Source records
════════

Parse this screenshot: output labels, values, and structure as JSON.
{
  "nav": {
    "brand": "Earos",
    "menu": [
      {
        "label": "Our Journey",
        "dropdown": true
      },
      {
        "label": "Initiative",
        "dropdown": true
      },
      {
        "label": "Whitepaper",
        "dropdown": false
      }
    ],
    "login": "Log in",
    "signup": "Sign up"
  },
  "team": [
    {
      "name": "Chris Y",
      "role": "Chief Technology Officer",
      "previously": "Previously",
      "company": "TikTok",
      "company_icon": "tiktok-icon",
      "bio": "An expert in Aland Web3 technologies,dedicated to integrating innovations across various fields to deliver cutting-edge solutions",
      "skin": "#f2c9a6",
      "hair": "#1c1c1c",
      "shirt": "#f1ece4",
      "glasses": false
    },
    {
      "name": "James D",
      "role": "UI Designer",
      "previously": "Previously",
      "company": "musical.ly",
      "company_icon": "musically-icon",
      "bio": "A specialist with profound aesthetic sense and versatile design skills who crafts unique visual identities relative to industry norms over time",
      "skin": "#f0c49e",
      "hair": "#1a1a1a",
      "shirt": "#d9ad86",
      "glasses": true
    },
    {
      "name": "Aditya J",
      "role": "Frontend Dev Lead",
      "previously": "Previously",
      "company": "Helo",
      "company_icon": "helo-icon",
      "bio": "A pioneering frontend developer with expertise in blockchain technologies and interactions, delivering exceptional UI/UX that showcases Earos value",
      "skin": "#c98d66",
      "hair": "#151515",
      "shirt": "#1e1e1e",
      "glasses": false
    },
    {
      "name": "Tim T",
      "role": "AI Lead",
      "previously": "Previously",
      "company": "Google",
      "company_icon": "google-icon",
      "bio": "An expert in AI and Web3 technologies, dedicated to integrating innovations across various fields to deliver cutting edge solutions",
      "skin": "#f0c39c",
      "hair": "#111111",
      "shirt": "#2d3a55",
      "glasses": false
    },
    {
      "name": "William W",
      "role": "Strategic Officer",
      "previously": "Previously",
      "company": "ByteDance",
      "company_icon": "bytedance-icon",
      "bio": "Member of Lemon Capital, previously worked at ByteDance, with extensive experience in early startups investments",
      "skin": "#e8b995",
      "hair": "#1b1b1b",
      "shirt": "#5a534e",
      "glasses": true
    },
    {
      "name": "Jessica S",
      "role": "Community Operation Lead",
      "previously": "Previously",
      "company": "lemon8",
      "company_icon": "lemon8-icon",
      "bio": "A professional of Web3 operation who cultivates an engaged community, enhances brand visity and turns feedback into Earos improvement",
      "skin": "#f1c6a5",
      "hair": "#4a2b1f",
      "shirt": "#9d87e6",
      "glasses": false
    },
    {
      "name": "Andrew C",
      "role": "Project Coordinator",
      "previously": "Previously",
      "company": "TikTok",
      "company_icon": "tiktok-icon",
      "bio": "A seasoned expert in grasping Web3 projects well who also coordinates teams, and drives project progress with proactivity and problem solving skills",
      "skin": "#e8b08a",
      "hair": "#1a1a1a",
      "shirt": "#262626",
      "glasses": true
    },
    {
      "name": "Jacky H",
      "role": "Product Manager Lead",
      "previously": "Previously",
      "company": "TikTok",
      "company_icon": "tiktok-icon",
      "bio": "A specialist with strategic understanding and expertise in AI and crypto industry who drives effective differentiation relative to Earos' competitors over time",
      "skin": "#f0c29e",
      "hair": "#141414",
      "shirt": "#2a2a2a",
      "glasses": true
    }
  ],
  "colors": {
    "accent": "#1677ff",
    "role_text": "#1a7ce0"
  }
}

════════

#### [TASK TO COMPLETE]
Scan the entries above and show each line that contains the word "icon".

#### [WRITTEN ANSWER]
      "company_icon": "tiktok-icon",
      "company_icon": "musically-icon",
      "company_icon": "helo-icon",
      "company_icon": "google-icon",
      "company_icon": "bytedance-icon",
      "company_icon": "lemon8-icon",
      "company_icon": "tiktok-icon",
      "company_icon": "tiktok-icon",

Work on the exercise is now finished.